- Subsequently seconded to the French Army, which stationed it in French Guyana, South America, for decades
Brought back to France during the 1980s and sold to Belgian collector and Supreme Court Judge Mr. Louis Amerijckx, who stored it in the grounds of his chateau
- Acquired from Mr. Amerijckx by Ivo Rigter in 1987 and treated to a 2,500-hour, chassis-up restoration over the next 27 years
- Correct-type engine was overhauled by the Bugatti Works during the 1960s (and again as part of the refurbishment). Genuine parts were used wherever possible and sourced from all over the globe
- Vehicle is liveried in the markings of the Polish 10th Regiment Dragonders and as a tribute to the famous Polish SOE Agent Maria “Krystyna” Janina Skarbek. Surviving World War II, she became a British citizen and took the name Christine Granville.
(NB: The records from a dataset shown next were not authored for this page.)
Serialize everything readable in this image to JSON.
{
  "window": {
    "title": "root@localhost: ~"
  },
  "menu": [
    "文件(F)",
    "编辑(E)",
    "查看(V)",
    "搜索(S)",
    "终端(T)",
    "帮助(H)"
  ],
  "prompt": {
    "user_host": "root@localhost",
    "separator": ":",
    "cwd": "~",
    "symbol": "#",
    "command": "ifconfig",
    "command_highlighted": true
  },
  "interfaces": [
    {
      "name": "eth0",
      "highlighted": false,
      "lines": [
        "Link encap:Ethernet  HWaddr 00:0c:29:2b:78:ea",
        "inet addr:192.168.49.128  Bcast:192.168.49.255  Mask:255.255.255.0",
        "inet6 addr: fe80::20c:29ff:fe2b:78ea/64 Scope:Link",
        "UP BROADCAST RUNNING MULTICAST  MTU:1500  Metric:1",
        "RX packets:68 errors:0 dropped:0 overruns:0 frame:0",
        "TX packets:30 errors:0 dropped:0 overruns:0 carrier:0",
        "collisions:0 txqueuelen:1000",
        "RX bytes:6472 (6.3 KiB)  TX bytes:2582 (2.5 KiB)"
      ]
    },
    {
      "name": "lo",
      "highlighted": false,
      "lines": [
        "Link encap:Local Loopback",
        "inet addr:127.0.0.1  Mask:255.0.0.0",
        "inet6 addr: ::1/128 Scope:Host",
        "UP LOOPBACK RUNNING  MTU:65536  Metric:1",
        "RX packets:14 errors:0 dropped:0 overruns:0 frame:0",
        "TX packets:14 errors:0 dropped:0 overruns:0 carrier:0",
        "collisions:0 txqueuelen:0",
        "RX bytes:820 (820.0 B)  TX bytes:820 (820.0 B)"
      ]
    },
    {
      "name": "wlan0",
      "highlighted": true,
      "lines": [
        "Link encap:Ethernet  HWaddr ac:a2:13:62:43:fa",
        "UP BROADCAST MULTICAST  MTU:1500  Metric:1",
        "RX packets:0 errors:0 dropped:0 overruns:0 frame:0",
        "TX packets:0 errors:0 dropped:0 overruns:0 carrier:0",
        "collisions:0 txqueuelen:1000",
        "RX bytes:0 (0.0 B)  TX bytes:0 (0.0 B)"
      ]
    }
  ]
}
Conceived as a high-mobility infantry vehicle capable of resisting small-arms fire and shell/mortar splinters while carrying a dozen troops at speeds in excess of 40 mph, the M3 Half-Track was also considerably easier to drive than a full-track machine. Despite the best efforts of the White, Autocar and Diamond T Motor Companies, demand was still outstripping supply by mid-1941.
Approached by the U.S. Army’s Ordnance Department, the International Harvester Company of Chicago, IL, designed its own version. Utilizing 5/16-inch homogenous armored plate (as opposed to 1/4-inch face-hardened steel), the resultant M5 was heavier than the M3 but compensated by featuring a strengthened chassis and hull, tougher “banjo” axles and a more powerful International Harvester RED-450B straight-six OHV engine.